  • tomas
    February 23, 2014 - 00:09

    @Breeders: Cowards always thumb their nose at dawning realities--just so long as they're dawning. This white knight comes riding in with a pop-culture morality catapult. Wow, man the barricades. The reality is, "Breeders" and anti-solutionists like him will uncritically fall into line with whatever comes to power, pol pot or gandhi, it wont matter. His universal proselyte, ever-open-to-conversion sleeve is showing... Comedy and sharp wit are great, but any one who applies them as the only tolerable solution to real political dilemmas is a de facto nihilist. As for your solutions: (1) and (2): no demand here. (3): wouldn't work east of the Danforth. (4): anal-retentive camp movie fantasies? Back to reddit. (5): This would feed pedo rings, why do you shill for it?

  • Top earning breeders
    February 20, 2014 - 05:28

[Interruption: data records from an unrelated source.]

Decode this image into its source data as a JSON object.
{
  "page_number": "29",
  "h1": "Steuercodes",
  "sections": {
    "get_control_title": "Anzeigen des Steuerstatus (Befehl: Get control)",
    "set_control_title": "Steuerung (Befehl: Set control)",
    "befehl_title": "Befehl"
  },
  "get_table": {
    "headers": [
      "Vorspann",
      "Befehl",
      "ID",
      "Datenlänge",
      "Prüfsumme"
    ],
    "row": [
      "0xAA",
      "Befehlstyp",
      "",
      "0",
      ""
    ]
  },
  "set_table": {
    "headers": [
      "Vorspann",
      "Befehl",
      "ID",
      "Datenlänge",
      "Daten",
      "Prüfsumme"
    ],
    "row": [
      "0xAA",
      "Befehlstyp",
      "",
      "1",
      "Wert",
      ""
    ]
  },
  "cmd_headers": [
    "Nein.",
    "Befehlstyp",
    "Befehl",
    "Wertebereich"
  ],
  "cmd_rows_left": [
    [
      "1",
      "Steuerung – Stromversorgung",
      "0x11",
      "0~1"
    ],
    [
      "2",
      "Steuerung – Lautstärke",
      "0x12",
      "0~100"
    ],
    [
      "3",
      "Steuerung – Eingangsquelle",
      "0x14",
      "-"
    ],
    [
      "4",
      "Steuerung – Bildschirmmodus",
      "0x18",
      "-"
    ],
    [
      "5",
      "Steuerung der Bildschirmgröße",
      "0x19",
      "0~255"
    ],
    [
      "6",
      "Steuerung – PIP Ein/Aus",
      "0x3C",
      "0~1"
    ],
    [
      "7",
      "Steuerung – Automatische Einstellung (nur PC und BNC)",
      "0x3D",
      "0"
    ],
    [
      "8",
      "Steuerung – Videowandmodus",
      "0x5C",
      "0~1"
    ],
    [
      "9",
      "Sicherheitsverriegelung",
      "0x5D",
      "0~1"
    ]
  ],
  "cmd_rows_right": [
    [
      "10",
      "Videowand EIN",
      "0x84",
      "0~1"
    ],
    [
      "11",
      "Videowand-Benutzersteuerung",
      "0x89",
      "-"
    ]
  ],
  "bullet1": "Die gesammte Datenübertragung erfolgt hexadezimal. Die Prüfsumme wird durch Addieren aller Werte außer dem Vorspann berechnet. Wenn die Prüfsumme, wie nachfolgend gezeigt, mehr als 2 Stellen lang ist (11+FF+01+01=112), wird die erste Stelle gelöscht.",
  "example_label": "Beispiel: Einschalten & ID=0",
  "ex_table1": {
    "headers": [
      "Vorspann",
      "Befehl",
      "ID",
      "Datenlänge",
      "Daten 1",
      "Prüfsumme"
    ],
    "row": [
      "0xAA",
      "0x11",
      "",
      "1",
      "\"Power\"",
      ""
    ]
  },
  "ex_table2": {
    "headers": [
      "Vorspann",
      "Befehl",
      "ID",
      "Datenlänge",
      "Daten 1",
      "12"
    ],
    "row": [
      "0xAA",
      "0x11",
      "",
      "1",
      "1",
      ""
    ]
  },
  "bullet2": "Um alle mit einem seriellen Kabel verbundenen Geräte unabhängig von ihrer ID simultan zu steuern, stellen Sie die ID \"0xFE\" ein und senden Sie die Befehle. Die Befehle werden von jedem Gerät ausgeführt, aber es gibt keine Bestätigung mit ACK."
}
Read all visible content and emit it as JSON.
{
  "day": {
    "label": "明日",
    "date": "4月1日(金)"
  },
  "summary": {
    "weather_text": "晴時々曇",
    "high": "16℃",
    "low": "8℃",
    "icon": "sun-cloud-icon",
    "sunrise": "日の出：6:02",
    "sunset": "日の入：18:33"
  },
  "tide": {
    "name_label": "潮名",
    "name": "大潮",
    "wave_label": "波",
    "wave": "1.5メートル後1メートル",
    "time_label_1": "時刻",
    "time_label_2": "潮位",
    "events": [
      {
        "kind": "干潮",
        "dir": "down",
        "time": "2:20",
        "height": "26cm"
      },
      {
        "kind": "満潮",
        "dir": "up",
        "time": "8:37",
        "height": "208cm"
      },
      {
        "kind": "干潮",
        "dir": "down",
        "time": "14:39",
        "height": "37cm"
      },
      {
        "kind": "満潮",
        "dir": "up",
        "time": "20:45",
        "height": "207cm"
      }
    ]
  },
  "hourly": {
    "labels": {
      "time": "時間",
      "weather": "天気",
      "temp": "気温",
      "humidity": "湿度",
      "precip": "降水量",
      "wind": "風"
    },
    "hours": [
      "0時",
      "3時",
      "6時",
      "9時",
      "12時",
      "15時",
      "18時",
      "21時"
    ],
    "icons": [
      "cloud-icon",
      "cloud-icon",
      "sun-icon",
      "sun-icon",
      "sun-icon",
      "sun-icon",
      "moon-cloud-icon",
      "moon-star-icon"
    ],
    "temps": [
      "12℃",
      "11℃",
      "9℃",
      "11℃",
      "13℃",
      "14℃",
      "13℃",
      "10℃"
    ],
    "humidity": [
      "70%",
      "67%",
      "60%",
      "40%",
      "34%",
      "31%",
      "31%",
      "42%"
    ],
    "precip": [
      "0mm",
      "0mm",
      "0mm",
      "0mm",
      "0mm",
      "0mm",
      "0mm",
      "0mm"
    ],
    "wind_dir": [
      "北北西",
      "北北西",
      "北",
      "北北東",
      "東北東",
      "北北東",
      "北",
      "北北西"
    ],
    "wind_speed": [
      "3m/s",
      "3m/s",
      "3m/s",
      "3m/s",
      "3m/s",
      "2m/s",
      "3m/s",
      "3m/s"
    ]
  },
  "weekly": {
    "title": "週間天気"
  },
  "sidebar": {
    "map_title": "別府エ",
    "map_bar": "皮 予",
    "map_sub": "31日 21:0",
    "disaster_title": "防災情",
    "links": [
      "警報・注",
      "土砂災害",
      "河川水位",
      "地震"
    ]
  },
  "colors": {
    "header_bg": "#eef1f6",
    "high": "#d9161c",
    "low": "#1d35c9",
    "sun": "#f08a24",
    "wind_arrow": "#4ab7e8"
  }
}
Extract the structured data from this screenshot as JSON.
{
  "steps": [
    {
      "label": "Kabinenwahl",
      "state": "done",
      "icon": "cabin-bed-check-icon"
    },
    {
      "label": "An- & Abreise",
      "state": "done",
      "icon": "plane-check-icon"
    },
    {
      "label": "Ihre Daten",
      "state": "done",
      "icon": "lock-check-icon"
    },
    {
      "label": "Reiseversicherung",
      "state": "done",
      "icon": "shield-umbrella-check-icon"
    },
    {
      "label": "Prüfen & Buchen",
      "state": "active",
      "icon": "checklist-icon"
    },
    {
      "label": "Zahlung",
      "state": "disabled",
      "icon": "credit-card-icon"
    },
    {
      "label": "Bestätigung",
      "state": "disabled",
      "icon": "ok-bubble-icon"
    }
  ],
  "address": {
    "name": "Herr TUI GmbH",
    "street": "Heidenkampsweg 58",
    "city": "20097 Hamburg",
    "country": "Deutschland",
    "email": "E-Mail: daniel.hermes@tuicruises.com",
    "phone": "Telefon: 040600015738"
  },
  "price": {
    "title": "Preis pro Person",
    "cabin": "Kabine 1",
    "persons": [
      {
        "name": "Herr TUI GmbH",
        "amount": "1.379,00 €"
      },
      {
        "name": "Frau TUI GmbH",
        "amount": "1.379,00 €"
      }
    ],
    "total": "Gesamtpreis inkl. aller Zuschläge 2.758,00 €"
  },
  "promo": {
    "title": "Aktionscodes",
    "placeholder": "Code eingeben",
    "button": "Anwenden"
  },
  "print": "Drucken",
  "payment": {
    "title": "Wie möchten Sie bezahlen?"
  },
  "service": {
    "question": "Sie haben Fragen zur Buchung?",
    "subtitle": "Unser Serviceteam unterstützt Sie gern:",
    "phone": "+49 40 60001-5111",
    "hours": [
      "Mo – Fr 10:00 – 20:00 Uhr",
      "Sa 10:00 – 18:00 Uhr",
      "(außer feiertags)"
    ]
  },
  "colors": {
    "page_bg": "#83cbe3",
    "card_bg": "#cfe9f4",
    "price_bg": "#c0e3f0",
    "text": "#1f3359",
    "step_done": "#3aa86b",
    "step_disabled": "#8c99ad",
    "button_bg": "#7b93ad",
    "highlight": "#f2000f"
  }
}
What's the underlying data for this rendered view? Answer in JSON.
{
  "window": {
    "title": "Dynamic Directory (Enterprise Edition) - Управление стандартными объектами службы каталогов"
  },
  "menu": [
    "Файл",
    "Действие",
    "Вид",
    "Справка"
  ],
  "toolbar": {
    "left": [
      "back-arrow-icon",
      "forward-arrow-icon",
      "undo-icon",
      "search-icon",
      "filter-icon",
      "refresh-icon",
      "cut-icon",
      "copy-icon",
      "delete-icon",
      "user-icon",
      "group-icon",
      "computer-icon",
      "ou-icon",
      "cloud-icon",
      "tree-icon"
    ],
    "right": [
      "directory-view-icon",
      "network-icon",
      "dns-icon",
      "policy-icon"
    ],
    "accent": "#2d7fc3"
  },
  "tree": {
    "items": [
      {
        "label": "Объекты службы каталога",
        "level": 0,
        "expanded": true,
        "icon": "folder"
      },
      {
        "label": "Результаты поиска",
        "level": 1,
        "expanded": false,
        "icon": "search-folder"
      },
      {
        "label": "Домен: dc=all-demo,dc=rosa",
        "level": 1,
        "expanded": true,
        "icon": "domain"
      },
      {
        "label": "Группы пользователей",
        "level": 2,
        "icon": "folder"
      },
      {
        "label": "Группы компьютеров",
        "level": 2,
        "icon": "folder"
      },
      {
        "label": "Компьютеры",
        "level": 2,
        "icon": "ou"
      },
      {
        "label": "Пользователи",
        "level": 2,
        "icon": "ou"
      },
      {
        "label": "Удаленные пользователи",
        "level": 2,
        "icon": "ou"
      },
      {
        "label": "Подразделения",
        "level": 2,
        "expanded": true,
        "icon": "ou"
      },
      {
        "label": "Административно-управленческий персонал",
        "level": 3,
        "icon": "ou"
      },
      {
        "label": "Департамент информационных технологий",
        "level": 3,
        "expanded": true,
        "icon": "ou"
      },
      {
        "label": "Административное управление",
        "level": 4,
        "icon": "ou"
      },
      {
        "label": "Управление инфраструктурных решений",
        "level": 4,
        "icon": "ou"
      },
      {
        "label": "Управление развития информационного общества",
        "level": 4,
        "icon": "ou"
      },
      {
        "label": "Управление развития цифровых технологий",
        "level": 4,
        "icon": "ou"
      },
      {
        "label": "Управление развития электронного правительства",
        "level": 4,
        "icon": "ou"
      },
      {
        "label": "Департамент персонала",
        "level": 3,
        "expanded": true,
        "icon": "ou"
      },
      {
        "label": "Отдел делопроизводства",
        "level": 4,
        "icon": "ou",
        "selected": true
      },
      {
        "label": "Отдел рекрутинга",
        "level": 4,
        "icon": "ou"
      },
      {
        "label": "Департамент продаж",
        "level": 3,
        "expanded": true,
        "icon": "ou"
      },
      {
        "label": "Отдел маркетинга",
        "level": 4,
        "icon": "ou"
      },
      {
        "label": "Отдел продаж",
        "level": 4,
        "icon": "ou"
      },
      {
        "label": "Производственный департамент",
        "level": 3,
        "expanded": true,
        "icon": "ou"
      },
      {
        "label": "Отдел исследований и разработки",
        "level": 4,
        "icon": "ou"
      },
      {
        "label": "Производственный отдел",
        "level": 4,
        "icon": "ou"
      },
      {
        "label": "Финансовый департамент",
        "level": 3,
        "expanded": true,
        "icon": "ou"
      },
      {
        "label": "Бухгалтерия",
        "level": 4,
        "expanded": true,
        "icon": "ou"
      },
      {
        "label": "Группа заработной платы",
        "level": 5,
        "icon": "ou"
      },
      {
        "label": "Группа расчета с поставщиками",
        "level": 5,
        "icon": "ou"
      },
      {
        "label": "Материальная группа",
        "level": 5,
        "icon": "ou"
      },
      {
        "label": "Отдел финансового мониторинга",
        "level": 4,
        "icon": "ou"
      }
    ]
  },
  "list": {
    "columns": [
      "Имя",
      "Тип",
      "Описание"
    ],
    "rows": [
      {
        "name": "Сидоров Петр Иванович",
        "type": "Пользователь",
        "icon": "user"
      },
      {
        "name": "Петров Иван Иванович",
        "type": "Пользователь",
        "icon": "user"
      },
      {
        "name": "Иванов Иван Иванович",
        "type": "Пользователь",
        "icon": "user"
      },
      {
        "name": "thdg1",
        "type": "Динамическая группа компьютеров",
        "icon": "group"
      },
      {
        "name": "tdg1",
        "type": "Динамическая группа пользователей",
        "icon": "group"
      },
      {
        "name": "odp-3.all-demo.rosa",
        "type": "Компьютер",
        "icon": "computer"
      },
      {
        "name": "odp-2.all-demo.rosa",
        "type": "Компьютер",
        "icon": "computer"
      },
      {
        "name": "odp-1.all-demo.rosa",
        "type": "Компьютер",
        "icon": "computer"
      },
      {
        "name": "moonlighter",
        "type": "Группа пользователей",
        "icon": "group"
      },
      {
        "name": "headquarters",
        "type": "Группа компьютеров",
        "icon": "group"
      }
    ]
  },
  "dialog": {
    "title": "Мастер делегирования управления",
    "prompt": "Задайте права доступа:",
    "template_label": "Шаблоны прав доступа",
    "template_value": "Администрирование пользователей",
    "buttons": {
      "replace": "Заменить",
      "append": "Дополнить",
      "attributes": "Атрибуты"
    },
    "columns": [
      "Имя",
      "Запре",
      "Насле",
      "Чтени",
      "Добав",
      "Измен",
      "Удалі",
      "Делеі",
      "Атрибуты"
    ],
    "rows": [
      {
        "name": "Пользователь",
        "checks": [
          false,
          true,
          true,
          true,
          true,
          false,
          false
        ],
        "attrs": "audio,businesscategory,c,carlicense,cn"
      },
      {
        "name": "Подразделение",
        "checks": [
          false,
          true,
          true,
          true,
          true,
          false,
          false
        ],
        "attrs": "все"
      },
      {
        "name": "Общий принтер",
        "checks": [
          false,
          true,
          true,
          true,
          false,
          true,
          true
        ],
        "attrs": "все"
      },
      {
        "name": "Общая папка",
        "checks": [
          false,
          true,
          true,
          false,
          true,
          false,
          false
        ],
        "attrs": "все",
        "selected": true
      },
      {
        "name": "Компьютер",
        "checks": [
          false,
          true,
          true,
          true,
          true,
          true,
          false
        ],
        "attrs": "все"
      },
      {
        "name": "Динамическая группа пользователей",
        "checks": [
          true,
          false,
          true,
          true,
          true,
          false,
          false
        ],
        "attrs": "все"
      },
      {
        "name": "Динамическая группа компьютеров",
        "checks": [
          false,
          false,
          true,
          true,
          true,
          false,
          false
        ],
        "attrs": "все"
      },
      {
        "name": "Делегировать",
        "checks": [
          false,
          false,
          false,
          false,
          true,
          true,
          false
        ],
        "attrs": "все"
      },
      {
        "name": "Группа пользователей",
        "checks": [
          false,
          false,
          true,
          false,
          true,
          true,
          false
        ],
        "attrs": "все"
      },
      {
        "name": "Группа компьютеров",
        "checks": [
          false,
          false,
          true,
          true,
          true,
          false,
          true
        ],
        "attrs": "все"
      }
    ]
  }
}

    "More importantly, how do you incentivize births among that subsection of us who are most likely to earn big wages and pay big taxes?" 1. Increased production of Aryan Nation-themed Pornography 2. Credit-card and polymer scented cologne 3. Stiff fines for 'spilling your seed' to the sexiness of the O'Leary-Lang exchange 4. DVD of Schwarzenegger movie, Junior, on repeat 5. Someone making bigger wages, and paying more taxes, being willing to buy the offspring

  • tomas
    February 18, 2014 - 14:45

    Demographics is destiny. IF you broke down the numbers of those having kids by ethnic group you would find the same trends as elsewhere throughout the West. New immigrants, Muslims, Natives, African Canadians, Latino all have higher birthrates. West Asians and ethnic Europeans (such as traditional Newfoundlanders) have plummeting birthrates. In fact, Newfoundland's 1.45 birthrate is inflated by aforementioned newcomers. For a variety of reasons, including but not exclusive to COMMON SENSE, those most likely to contribute (rather than, on the whole, draw off) the tax base necessary for caring for our ageing population are young people of our own stock, i.e., native, European-heritage Newfoundlanders. But how do you incentivize their births in particular? More importantly, how do you incentivize births among that subsection of us who are most likely to earn big wages and pay big taxes? The same problem is happening ALL over the West. Birth demographics are shifting to a situation of more and more takers and fewer and fewer givers, tax-wise. Political correctness keeps many from seeing it. But surely enough the scales are falling away from our eyes.

  • sean
    February 18, 2014 - 13:27

    The solution is, run while you still can.